[Records from a data collection]
————
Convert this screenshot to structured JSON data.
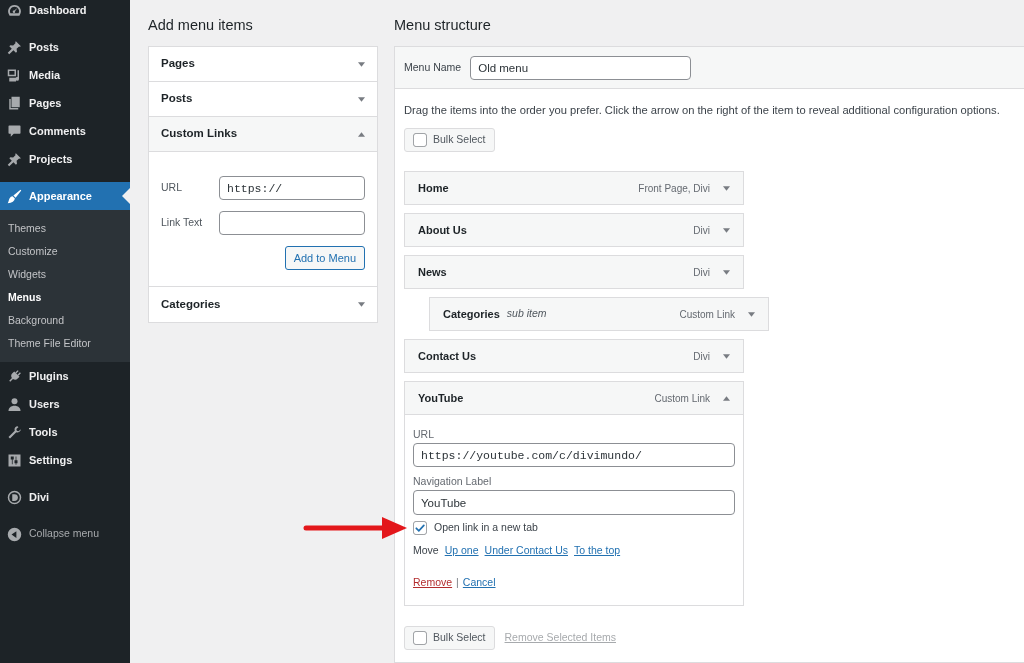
{
  "sidebar": {
    "groups": [
      {
        "items": [
          {
            "label": "Dashboard",
            "selected": false
          }
        ]
      },
      {
        "items": [
          {
            "label": "Posts",
            "selected": false
          },
          {
            "label": "Media",
            "selected": false
          },
          {
            "label": "Pages",
            "selected": false
          },
          {
            "label": "Comments",
            "selected": false
          },
          {
            "label": "Projects",
            "selected": false
          }
        ]
      },
      {
        "items": [
          {
            "label": "Appearance",
            "selected": true,
            "children": [
              {
                "label": "Themes",
                "selected": false
              },
              {
                "label": "Customize",
                "selected": false
              },
              {
                "label": "Widgets",
                "selected": false
              },
              {
                "label": "Menus",
                "selected": true
              },
              {
                "label": "Background",
                "selected": false
              },
              {
                "label": "Theme File Editor",
                "selected": false
              }
            ]
          },
          {
            "label": "Plugins",
            "selected": false
          },
          {
            "label": "Users",
            "selected": false
          },
          {
            "label": "Tools",
            "selected": false
          },
          {
            "label": "Settings",
            "selected": false
          }
        ]
      },
      {
        "items": [
          {
            "label": "Divi",
            "selected": false
          }
        ]
      }
    ],
    "collapse_button": {
      "label": "Collapse menu"
    }
  },
  "add_menu_items": {
    "title": "Add menu items",
    "sections": [
      {
        "title": "Pages",
        "expanded": false
      },
      {
        "title": "Posts",
        "expanded": false
      },
      {
        "title": "Custom Links",
        "expanded": true,
        "fields": [
          {
            "label": "URL",
            "value": "https://"
          },
          {
            "label": "Link Text"
          }
        ],
        "button": "Add to Menu"
      },
      {
        "title": "Categories",
        "expanded": false
      }
    ]
  },
  "menu_structure": {
    "title": "Menu structure",
    "menu_name": {
      "label": "Menu Name",
      "value": "Old menu"
    },
    "instructions": "Drag the items into the order you prefer. Click the arrow on the right of the item to reveal additional configuration options.",
    "bulk_select_top": {
      "label": "Bulk Select",
      "checked": false
    },
    "items": [
      {
        "title": "Home",
        "type": "Front Page, Divi",
        "expanded": false
      },
      {
        "title": "About Us",
        "type": "Divi",
        "expanded": false
      },
      {
        "title": "News",
        "type": "Divi",
        "expanded": false,
        "children": [
          {
            "title": "Categories",
            "note": "sub item",
            "type": "Custom Link",
            "expanded": false
          }
        ]
      },
      {
        "title": "Contact Us",
        "type": "Divi",
        "expanded": false
      },
      {
        "title": "YouTube",
        "type": "Custom Link",
        "expanded": true,
        "settings": {
          "url_label": "URL",
          "url": "https://youtube.com/c/divimundo/",
          "nav_label_label": "Navigation Label",
          "nav_label": "YouTube",
          "new_tab": {
            "label": "Open link in a new tab",
            "checked": true
          },
          "move": {
            "label": "Move",
            "links": [
              "Up one",
              "Under Contact Us",
              "To the top"
            ]
          },
          "remove": "Remove",
          "separator": "|",
          "cancel": "Cancel"
        }
      }
    ],
    "bulk_select_bottom": {
      "label": "Bulk Select",
      "checked": false
    },
    "remove_selected": {
      "label": "Remove Selected Items",
      "disabled": true
    }
  }
}
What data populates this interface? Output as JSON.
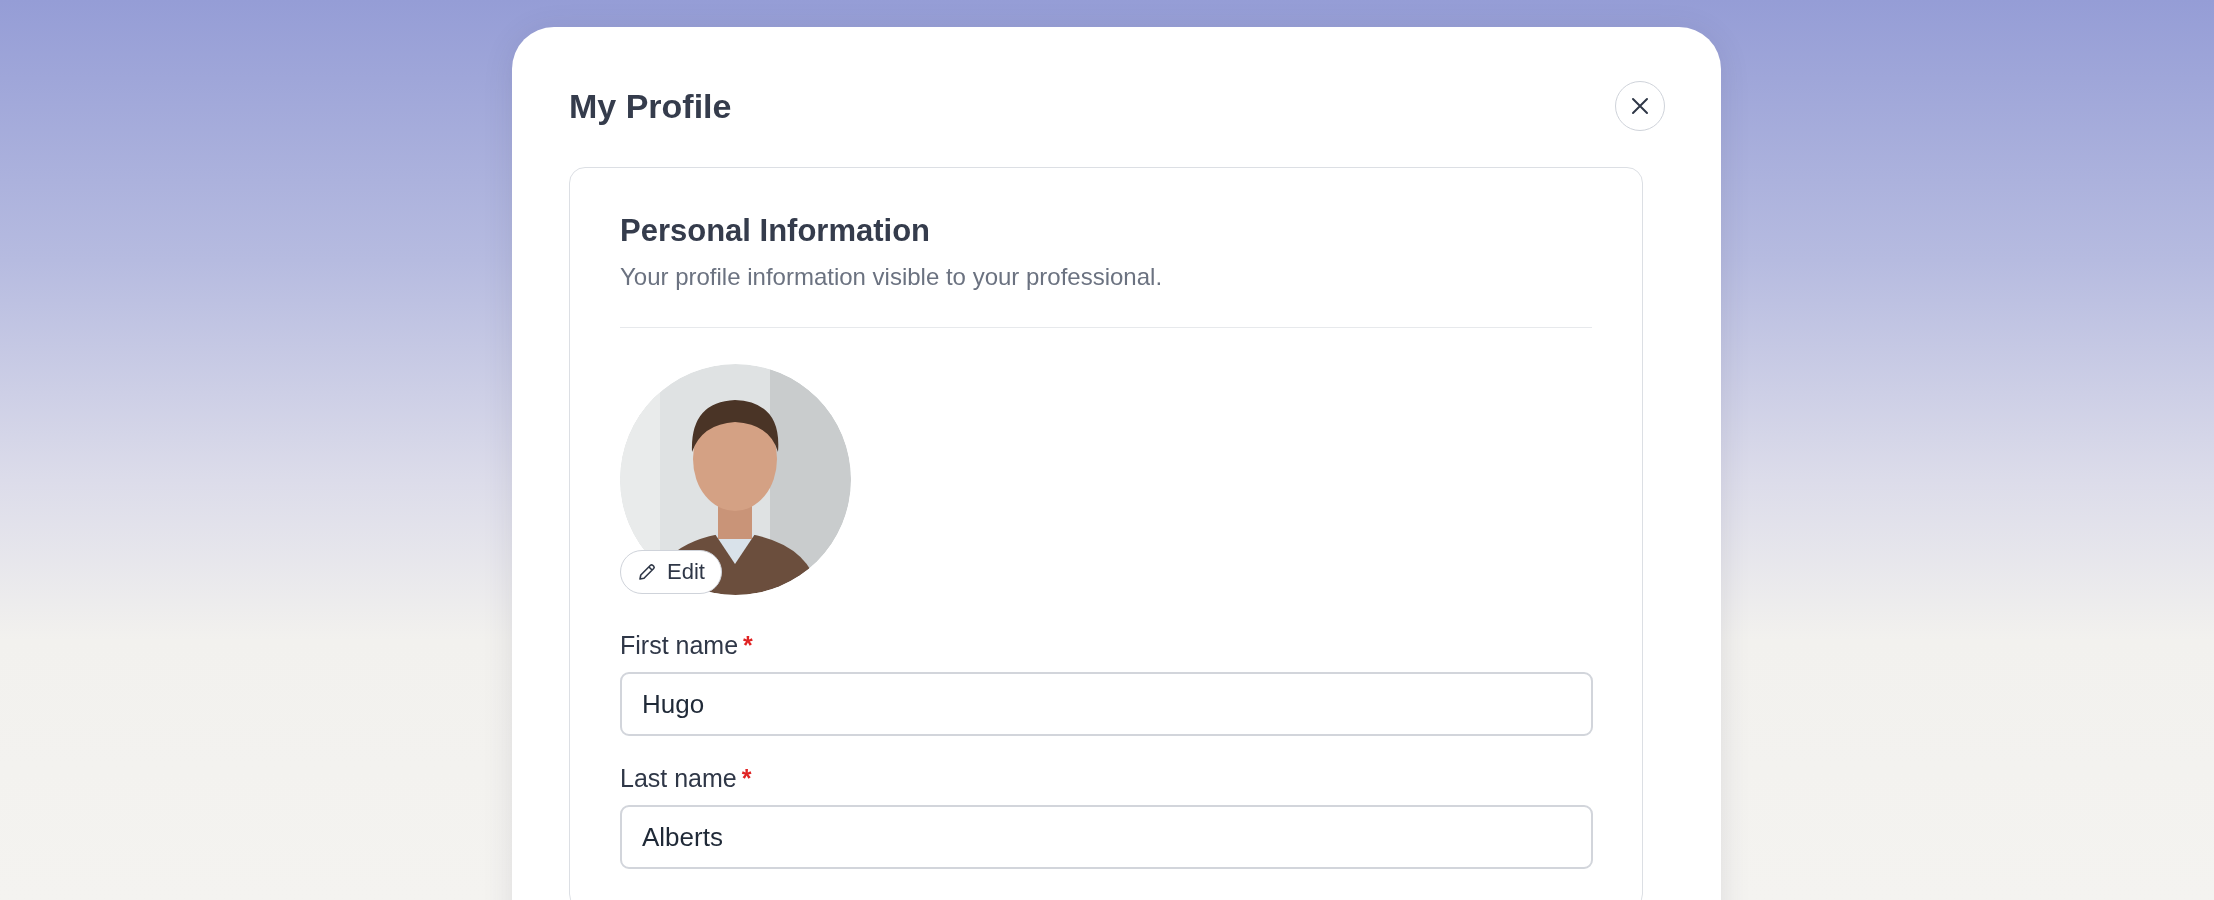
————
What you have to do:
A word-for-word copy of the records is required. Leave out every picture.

Final answer:
Convert this screenshot to structured JSON data.
{
  "sidebar": {
    "groups": [
      {
        "items": [
          {
            "label": "Dashboard",
            "selected": false
          }
        ]
      },
      {
        "items": [
          {
            "label": "Posts",
            "selected": false
          },
          {
            "label": "Media",
            "selected": false
          },
          {
            "label": "Pages",
            "selected": false
          },
          {
            "label": "Comments",
            "selected": false
          },
          {
            "label": "Projects",
            "selected": false
          }
        ]
      },
      {
        "items": [
          {
            "label": "Appearance",
            "selected": true,
            "children": [
              {
                "label": "Themes",
                "selected": false
              },
              {
                "label": "Customize",
                "selected": false
              },
              {
                "label": "Widgets",
                "selected": false
              },
              {
                "label": "Menus",
                "selected": true
              },
              {
                "label": "Background",
                "selected": false
              },
              {
                "label": "Theme File Editor",
                "selected": false
              }
            ]
          },
          {
            "label": "Plugins",
            "selected": false
          },
          {
            "label": "Users",
            "selected": false
          },
          {
            "label": "Tools",
            "selected": false
          },
          {
            "label": "Settings",
            "selected": false
          }
        ]
      },
      {
        "items": [
          {
            "label": "Divi",
            "selected": false
          }
        ]
      }
    ],
    "collapse_button": {
      "label": "Collapse menu"
    }
  },
  "add_menu_items": {
    "title": "Add menu items",
    "sections": [
      {
        "title": "Pages",
        "expanded": false
      },
      {
        "title": "Posts",
        "expanded": false
      },
      {
        "title": "Custom Links",
        "expanded": true,
        "fields": [
          {
            "label": "URL",
            "value": "https://"
          },
          {
            "label": "Link Text"
          }
        ],
        "button": "Add to Menu"
      },
      {
        "title": "Categories",
        "expanded": false
      }
    ]
  },
  "menu_structure": {
    "title": "Menu structure",
    "menu_name": {
      "label": "Menu Name",
      "value": "Old menu"
    },
    "instructions": "Drag the items into the order you prefer. Click the arrow on the right of the item to reveal additional configuration options.",
    "bulk_select_top": {
      "label": "Bulk Select",
      "checked": false
    },
    "items": [
      {
        "title": "Home",
        "type": "Front Page, Divi",
        "expanded": false
      },
      {
        "title": "About Us",
        "type": "Divi",
        "expanded": false
      },
      {
        "title": "News",
        "type": "Divi",
        "expanded": false,
        "children": [
          {
            "title": "Categories",
            "note": "sub item",
            "type": "Custom Link",
            "expanded": false
          }
        ]
      },
      {
        "title": "Contact Us",
        "type": "Divi",
        "expanded": false
      },
      {
        "title": "YouTube",
        "type": "Custom Link",
        "expanded": true,
        "settings": {
          "url_label": "URL",
          "url": "https://youtube.com/c/divimundo/",
          "nav_label_label": "Navigation Label",
          "nav_label": "YouTube",
          "new_tab": {
            "label": "Open link in a new tab",
            "checked": true
          },
          "move": {
            "label": "Move",
            "links": [
              "Up one",
              "Under Contact Us",
              "To the top"
            ]
          },
          "remove": "Remove",
          "separator": "|",
          "cancel": "Cancel"
        }
      }
    ],
    "bulk_select_bottom": {
      "label": "Bulk Select",
      "checked": false
    },
    "remove_selected": {
      "label": "Remove Selected Items",
      "disabled": true
    }
  }
}
What data populates this interface? Output as JSON.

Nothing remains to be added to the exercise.